--- START ---

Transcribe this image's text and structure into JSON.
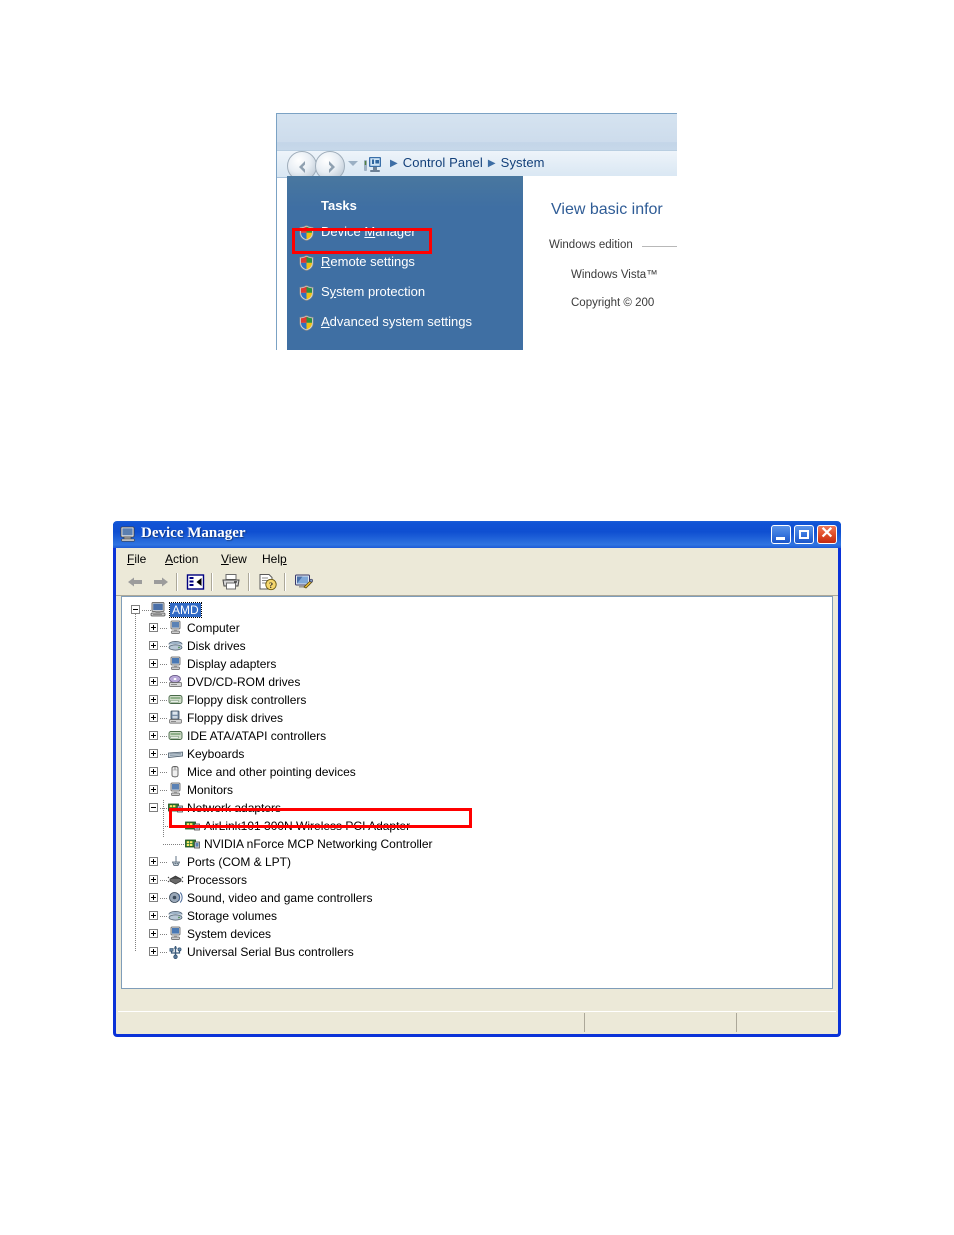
{
  "vista_panel": {
    "window_name": "System Control Panel",
    "nav": {
      "back_icon": "back-arrow-icon",
      "forward_icon": "forward-arrow-icon",
      "history_dropdown_icon": "chevron-down-icon",
      "breadcrumb_root_icon": "computer-icon"
    },
    "breadcrumbs": [
      {
        "label": "Control Panel"
      },
      {
        "label": "System"
      }
    ],
    "separator": "▶",
    "sidebar": {
      "header": "Tasks",
      "items": [
        {
          "label_before": "Device ",
          "accel": "M",
          "label_after": "anager",
          "icon": "shield-icon",
          "highlighted": true
        },
        {
          "label_before": "",
          "accel": "R",
          "label_after": "emote settings",
          "icon": "shield-icon",
          "highlighted": false
        },
        {
          "label_before": "S",
          "accel": "y",
          "label_after": "stem protection",
          "icon": "shield-icon",
          "highlighted": false
        },
        {
          "label_before": "",
          "accel": "A",
          "label_after": "dvanced system settings",
          "icon": "shield-icon",
          "highlighted": false
        }
      ]
    },
    "content": {
      "heading": "View basic infor",
      "section_label": "Windows edition",
      "line_1": "Windows Vista™",
      "line_2": "Copyright © 200"
    },
    "highlight_color": "#ff0000"
  },
  "device_manager": {
    "title": "Device Manager",
    "title_icon": "computer-icon",
    "window_buttons": {
      "minimize": "minimize-button",
      "maximize": "maximize-button",
      "close": "close-button",
      "close_glyph": "✕"
    },
    "menus": [
      {
        "accel": "F",
        "rest": "ile"
      },
      {
        "accel": "A",
        "rest": "ction"
      },
      {
        "accel": "V",
        "rest": "iew"
      },
      {
        "accel": "H",
        "rest": "elp",
        "accel_pos": "after",
        "pre": "Hel",
        "post": "p"
      }
    ],
    "toolbar": [
      {
        "name": "back-arrow-icon"
      },
      {
        "name": "forward-arrow-icon"
      },
      {
        "name": "separator"
      },
      {
        "name": "show-hide-console-tree-icon"
      },
      {
        "name": "separator"
      },
      {
        "name": "print-icon"
      },
      {
        "name": "separator"
      },
      {
        "name": "properties-help-icon"
      },
      {
        "name": "separator"
      },
      {
        "name": "scan-for-hardware-changes-icon"
      }
    ],
    "tree": {
      "root": {
        "label": "AMD",
        "icon": "computer-icon",
        "expanded": true,
        "selected": true
      },
      "nodes": [
        {
          "label": "Computer",
          "icon": "computer-device-icon",
          "state": "collapsed",
          "level": 1
        },
        {
          "label": "Disk drives",
          "icon": "disk-drive-icon",
          "state": "collapsed",
          "level": 1
        },
        {
          "label": "Display adapters",
          "icon": "display-adapter-icon",
          "state": "collapsed",
          "level": 1
        },
        {
          "label": "DVD/CD-ROM drives",
          "icon": "dvd-drive-icon",
          "state": "collapsed",
          "level": 1
        },
        {
          "label": "Floppy disk controllers",
          "icon": "controller-icon",
          "state": "collapsed",
          "level": 1
        },
        {
          "label": "Floppy disk drives",
          "icon": "floppy-drive-icon",
          "state": "collapsed",
          "level": 1
        },
        {
          "label": "IDE ATA/ATAPI controllers",
          "icon": "controller-icon",
          "state": "collapsed",
          "level": 1
        },
        {
          "label": "Keyboards",
          "icon": "keyboard-icon",
          "state": "collapsed",
          "level": 1
        },
        {
          "label": "Mice and other pointing devices",
          "icon": "mouse-icon",
          "state": "collapsed",
          "level": 1
        },
        {
          "label": "Monitors",
          "icon": "monitor-icon",
          "state": "collapsed",
          "level": 1
        },
        {
          "label": "Network adapters",
          "icon": "network-adapter-icon",
          "state": "expanded",
          "level": 1
        },
        {
          "label": "AirLink101 300N Wireless PCI Adapter",
          "icon": "network-adapter-icon",
          "state": "leaf",
          "level": 2,
          "highlighted": true
        },
        {
          "label": "NVIDIA nForce MCP Networking Controller",
          "icon": "network-adapter-icon",
          "state": "leaf",
          "level": 2
        },
        {
          "label": "Ports (COM & LPT)",
          "icon": "port-icon",
          "state": "collapsed",
          "level": 1
        },
        {
          "label": "Processors",
          "icon": "processor-icon",
          "state": "collapsed",
          "level": 1
        },
        {
          "label": "Sound, video and game controllers",
          "icon": "sound-icon",
          "state": "collapsed",
          "level": 1
        },
        {
          "label": "Storage volumes",
          "icon": "disk-drive-icon",
          "state": "collapsed",
          "level": 1
        },
        {
          "label": "System devices",
          "icon": "display-adapter-icon",
          "state": "collapsed",
          "level": 1
        },
        {
          "label": "Universal Serial Bus controllers",
          "icon": "usb-icon",
          "state": "collapsed",
          "level": 1
        }
      ]
    },
    "status_bar": {
      "pane_0": "",
      "pane_1": "",
      "pane_2": ""
    },
    "highlight_color": "#ff0000",
    "selection_color": "#316ac5",
    "titlebar_color": "#0f4fd1"
  }
}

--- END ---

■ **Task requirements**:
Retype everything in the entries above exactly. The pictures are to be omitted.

■ **Answer for the task**:
Transcribe this image's text and structure into JSON.
{
  "vista_panel": {
    "window_name": "System Control Panel",
    "nav": {
      "back_icon": "back-arrow-icon",
      "forward_icon": "forward-arrow-icon",
      "history_dropdown_icon": "chevron-down-icon",
      "breadcrumb_root_icon": "computer-icon"
    },
    "breadcrumbs": [
      {
        "label": "Control Panel"
      },
      {
        "label": "System"
      }
    ],
    "separator": "▶",
    "sidebar": {
      "header": "Tasks",
      "items": [
        {
          "label_before": "Device ",
          "accel": "M",
          "label_after": "anager",
          "icon": "shield-icon",
          "highlighted": true
        },
        {
          "label_before": "",
          "accel": "R",
          "label_after": "emote settings",
          "icon": "shield-icon",
          "highlighted": false
        },
        {
          "label_before": "S",
          "accel": "y",
          "label_after": "stem protection",
          "icon": "shield-icon",
          "highlighted": false
        },
        {
          "label_before": "",
          "accel": "A",
          "label_after": "dvanced system settings",
          "icon": "shield-icon",
          "highlighted": false
        }
      ]
    },
    "content": {
      "heading": "View basic infor",
      "section_label": "Windows edition",
      "line_1": "Windows Vista™",
      "line_2": "Copyright © 200"
    },
    "highlight_color": "#ff0000"
  },
  "device_manager": {
    "title": "Device Manager",
    "title_icon": "computer-icon",
    "window_buttons": {
      "minimize": "minimize-button",
      "maximize": "maximize-button",
      "close": "close-button",
      "close_glyph": "✕"
    },
    "menus": [
      {
        "accel": "F",
        "rest": "ile"
      },
      {
        "accel": "A",
        "rest": "ction"
      },
      {
        "accel": "V",
        "rest": "iew"
      },
      {
        "accel": "H",
        "rest": "elp",
        "accel_pos": "after",
        "pre": "Hel",
        "post": "p"
      }
    ],
    "toolbar": [
      {
        "name": "back-arrow-icon"
      },
      {
        "name": "forward-arrow-icon"
      },
      {
        "name": "separator"
      },
      {
        "name": "show-hide-console-tree-icon"
      },
      {
        "name": "separator"
      },
      {
        "name": "print-icon"
      },
      {
        "name": "separator"
      },
      {
        "name": "properties-help-icon"
      },
      {
        "name": "separator"
      },
      {
        "name": "scan-for-hardware-changes-icon"
      }
    ],
    "tree": {
      "root": {
        "label": "AMD",
        "icon": "computer-icon",
        "expanded": true,
        "selected": true
      },
      "nodes": [
        {
          "label": "Computer",
          "icon": "computer-device-icon",
          "state": "collapsed",
          "level": 1
        },
        {
          "label": "Disk drives",
          "icon": "disk-drive-icon",
          "state": "collapsed",
          "level": 1
        },
        {
          "label": "Display adapters",
          "icon": "display-adapter-icon",
          "state": "collapsed",
          "level": 1
        },
        {
          "label": "DVD/CD-ROM drives",
          "icon": "dvd-drive-icon",
          "state": "collapsed",
          "level": 1
        },
        {
          "label": "Floppy disk controllers",
          "icon": "controller-icon",
          "state": "collapsed",
          "level": 1
        },
        {
          "label": "Floppy disk drives",
          "icon": "floppy-drive-icon",
          "state": "collapsed",
          "level": 1
        },
        {
          "label": "IDE ATA/ATAPI controllers",
          "icon": "controller-icon",
          "state": "collapsed",
          "level": 1
        },
        {
          "label": "Keyboards",
          "icon": "keyboard-icon",
          "state": "collapsed",
          "level": 1
        },
        {
          "label": "Mice and other pointing devices",
          "icon": "mouse-icon",
          "state": "collapsed",
          "level": 1
        },
        {
          "label": "Monitors",
          "icon": "monitor-icon",
          "state": "collapsed",
          "level": 1
        },
        {
          "label": "Network adapters",
          "icon": "network-adapter-icon",
          "state": "expanded",
          "level": 1
        },
        {
          "label": "AirLink101 300N Wireless PCI Adapter",
          "icon": "network-adapter-icon",
          "state": "leaf",
          "level": 2,
          "highlighted": true
        },
        {
          "label": "NVIDIA nForce MCP Networking Controller",
          "icon": "network-adapter-icon",
          "state": "leaf",
          "level": 2
        },
        {
          "label": "Ports (COM & LPT)",
          "icon": "port-icon",
          "state": "collapsed",
          "level": 1
        },
        {
          "label": "Processors",
          "icon": "processor-icon",
          "state": "collapsed",
          "level": 1
        },
        {
          "label": "Sound, video and game controllers",
          "icon": "sound-icon",
          "state": "collapsed",
          "level": 1
        },
        {
          "label": "Storage volumes",
          "icon": "disk-drive-icon",
          "state": "collapsed",
          "level": 1
        },
        {
          "label": "System devices",
          "icon": "display-adapter-icon",
          "state": "collapsed",
          "level": 1
        },
        {
          "label": "Universal Serial Bus controllers",
          "icon": "usb-icon",
          "state": "collapsed",
          "level": 1
        }
      ]
    },
    "status_bar": {
      "pane_0": "",
      "pane_1": "",
      "pane_2": ""
    },
    "highlight_color": "#ff0000",
    "selection_color": "#316ac5",
    "titlebar_color": "#0f4fd1"
  }
}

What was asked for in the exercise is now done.